*** Opening SOURCE INFORMATION ***

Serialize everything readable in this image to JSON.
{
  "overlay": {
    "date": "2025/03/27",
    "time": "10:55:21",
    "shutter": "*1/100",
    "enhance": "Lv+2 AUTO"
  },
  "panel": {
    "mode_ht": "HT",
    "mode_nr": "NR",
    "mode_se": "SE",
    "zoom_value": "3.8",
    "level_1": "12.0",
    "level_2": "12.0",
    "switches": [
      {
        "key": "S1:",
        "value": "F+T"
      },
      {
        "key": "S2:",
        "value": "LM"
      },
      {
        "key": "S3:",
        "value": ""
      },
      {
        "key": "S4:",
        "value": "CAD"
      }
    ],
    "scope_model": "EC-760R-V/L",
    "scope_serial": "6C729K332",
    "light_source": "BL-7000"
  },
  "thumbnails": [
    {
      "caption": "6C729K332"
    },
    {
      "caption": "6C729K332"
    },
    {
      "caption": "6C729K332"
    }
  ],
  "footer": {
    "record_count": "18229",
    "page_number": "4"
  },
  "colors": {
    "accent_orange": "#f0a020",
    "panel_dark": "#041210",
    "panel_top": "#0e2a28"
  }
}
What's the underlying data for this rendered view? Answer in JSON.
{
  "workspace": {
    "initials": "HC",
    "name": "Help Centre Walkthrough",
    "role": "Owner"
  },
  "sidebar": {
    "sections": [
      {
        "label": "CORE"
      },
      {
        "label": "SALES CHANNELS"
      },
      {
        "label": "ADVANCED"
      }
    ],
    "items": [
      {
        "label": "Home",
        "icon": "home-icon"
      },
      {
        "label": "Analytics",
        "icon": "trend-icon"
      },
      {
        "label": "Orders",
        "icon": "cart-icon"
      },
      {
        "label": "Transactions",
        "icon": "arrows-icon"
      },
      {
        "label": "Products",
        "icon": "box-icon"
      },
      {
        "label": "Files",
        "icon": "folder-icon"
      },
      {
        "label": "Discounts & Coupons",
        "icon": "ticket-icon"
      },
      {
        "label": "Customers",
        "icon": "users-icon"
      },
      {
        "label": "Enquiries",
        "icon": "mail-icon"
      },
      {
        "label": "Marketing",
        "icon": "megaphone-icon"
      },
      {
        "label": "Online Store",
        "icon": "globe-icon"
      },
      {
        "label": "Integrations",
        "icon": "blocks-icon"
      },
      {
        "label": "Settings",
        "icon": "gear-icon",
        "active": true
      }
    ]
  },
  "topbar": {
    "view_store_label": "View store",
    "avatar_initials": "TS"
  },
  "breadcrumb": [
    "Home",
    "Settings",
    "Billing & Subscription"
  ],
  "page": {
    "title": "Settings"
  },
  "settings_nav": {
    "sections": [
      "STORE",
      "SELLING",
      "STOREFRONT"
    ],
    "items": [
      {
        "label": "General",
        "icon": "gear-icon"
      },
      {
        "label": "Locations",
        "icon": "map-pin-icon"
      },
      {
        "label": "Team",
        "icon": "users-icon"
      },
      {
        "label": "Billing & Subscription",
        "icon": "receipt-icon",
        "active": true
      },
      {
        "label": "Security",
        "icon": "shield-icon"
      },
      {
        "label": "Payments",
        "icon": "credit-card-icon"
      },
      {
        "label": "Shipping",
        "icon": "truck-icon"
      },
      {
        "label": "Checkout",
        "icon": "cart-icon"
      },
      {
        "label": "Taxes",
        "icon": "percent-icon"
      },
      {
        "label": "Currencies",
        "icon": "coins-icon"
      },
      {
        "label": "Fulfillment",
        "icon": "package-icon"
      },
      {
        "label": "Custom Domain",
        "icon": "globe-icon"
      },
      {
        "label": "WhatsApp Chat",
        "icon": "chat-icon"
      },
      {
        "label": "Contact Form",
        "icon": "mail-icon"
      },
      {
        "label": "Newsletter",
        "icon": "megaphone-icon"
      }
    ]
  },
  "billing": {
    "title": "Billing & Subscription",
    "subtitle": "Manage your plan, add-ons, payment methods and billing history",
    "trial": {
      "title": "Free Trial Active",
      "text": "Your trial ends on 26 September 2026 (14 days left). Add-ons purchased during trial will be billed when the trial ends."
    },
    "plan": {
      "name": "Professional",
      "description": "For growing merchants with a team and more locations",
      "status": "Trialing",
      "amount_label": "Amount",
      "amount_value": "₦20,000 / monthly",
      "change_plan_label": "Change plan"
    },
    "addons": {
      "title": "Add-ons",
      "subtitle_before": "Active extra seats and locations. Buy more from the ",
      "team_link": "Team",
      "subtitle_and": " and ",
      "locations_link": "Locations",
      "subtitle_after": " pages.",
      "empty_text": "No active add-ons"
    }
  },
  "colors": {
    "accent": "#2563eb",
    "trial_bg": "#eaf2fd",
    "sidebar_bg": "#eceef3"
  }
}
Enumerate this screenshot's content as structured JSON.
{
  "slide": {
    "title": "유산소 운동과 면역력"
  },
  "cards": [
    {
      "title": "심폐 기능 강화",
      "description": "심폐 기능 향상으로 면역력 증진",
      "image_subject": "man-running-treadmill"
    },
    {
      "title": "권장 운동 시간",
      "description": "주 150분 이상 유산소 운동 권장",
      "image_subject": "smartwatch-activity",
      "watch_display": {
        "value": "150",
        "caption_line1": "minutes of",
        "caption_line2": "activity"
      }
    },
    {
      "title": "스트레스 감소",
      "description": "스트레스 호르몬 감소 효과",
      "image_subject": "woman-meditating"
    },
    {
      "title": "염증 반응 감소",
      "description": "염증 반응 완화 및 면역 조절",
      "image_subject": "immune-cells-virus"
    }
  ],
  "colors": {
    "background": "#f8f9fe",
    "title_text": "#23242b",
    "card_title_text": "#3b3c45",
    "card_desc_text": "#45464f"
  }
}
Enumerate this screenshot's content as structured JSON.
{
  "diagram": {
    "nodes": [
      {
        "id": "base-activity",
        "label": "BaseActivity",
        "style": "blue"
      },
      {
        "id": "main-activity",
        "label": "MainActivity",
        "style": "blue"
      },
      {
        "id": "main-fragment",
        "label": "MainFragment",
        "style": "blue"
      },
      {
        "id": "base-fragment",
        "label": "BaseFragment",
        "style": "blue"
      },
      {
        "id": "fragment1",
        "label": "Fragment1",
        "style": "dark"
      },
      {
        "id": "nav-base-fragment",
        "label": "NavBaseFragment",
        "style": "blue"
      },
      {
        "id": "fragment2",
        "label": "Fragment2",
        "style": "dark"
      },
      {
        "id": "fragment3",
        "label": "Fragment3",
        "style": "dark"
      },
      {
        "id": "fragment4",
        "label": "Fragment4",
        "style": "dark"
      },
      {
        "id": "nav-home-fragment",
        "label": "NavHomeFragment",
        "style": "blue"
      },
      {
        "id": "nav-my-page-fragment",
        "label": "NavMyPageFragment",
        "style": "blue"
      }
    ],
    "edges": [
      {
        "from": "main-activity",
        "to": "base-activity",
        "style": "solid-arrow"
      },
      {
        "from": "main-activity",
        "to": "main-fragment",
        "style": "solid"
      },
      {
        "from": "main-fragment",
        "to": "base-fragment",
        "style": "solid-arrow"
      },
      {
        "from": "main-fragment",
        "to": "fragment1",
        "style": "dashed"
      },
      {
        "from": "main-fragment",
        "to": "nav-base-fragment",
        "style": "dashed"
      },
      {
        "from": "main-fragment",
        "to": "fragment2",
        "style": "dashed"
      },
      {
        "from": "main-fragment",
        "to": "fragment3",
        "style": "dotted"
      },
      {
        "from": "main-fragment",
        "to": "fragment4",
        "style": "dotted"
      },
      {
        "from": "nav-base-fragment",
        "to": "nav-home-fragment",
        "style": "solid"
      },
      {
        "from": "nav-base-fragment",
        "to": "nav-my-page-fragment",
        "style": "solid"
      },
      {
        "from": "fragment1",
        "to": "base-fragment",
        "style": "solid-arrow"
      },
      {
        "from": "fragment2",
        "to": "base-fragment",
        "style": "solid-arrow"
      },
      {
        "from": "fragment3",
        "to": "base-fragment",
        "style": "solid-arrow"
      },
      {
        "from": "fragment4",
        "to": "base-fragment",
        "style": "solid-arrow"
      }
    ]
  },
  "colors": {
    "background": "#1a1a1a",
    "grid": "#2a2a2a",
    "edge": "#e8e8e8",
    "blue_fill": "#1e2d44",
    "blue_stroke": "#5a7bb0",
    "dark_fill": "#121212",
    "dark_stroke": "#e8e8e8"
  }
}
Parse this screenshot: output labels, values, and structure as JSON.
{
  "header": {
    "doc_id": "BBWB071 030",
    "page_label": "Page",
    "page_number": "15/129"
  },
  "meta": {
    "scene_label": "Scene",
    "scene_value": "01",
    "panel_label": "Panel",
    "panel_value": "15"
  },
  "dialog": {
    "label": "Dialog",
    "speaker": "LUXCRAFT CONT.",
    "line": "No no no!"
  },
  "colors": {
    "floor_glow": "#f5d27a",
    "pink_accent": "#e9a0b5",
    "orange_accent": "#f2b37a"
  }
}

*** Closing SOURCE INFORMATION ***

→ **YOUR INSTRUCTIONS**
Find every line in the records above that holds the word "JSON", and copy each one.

→ **FINISHED EXERCISE**
Serialize everything readable in this image to JSON.
What's the underlying data for this rendered view? Answer in JSON.
Enumerate this screenshot's content as structured JSON.
Enumerate this screenshot's content as structured JSON.
Parse this screenshot: output labels, values, and structure as JSON.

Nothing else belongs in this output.